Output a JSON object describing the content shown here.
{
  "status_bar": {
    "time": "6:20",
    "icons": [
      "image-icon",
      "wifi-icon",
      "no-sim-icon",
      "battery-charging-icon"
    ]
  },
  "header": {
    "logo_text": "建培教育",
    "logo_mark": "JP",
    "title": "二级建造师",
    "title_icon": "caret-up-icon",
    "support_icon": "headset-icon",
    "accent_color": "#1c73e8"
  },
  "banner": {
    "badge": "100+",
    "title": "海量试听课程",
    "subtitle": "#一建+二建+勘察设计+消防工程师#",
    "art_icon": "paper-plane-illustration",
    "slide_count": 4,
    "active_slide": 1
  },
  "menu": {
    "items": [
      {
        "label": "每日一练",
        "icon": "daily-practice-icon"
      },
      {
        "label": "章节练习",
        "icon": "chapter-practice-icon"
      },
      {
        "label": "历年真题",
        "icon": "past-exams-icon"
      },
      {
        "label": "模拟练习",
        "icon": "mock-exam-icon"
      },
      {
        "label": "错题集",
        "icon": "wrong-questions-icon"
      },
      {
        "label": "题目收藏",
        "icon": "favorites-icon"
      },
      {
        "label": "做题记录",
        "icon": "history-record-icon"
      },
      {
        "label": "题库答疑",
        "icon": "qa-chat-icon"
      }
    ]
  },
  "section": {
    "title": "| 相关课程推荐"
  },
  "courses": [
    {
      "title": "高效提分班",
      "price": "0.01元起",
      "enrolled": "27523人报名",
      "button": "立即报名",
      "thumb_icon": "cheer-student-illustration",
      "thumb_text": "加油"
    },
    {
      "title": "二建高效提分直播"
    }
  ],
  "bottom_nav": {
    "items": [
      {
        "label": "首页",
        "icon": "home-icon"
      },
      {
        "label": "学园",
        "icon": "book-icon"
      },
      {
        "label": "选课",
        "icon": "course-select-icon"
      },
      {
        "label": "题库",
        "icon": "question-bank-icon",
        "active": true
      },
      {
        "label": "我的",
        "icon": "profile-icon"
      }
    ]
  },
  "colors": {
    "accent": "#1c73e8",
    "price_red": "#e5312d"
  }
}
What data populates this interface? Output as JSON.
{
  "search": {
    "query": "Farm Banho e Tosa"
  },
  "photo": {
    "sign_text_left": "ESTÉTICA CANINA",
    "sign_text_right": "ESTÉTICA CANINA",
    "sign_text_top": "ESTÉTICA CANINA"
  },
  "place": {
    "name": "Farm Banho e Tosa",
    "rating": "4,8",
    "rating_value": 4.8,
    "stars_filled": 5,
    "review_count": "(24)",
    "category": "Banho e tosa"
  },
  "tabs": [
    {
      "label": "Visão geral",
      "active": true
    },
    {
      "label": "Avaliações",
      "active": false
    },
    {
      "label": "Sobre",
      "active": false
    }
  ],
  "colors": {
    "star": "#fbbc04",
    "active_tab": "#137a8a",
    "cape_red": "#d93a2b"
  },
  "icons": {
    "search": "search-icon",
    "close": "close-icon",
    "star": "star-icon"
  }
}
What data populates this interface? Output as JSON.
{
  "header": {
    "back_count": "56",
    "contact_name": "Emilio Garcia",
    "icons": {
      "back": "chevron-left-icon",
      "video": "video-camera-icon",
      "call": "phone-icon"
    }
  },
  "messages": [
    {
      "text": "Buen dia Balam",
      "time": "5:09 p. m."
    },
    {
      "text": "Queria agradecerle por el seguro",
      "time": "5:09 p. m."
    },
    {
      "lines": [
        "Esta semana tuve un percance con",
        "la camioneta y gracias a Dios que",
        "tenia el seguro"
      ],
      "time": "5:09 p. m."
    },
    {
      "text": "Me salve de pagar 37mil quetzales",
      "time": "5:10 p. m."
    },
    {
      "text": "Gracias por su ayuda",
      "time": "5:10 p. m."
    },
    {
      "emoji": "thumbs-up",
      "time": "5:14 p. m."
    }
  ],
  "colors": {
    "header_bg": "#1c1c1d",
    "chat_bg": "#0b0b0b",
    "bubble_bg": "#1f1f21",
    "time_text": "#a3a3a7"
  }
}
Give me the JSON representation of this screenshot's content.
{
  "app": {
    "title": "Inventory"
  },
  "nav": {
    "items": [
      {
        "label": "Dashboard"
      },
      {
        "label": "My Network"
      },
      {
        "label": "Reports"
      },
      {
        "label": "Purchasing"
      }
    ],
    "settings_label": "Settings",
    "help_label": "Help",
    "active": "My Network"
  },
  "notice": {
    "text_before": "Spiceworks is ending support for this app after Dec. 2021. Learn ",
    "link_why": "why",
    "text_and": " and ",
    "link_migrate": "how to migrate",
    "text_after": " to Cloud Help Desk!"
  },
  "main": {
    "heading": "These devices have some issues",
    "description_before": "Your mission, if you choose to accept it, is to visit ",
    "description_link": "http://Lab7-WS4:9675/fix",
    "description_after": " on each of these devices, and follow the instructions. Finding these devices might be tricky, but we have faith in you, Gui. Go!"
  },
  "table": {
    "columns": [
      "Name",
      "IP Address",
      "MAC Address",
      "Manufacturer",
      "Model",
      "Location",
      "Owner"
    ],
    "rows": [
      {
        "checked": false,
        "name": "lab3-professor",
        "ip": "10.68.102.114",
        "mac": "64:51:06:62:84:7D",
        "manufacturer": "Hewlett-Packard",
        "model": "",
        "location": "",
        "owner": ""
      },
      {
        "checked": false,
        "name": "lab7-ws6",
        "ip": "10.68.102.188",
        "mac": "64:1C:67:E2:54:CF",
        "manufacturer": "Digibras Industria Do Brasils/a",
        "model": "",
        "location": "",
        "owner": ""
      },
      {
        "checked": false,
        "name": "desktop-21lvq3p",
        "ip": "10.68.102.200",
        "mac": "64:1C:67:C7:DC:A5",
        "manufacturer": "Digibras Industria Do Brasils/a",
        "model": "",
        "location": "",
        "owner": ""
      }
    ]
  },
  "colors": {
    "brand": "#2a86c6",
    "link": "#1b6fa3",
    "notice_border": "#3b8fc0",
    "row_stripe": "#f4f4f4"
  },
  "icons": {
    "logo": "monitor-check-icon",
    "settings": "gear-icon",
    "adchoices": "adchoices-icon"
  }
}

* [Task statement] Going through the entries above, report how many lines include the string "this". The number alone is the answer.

* [Result] 4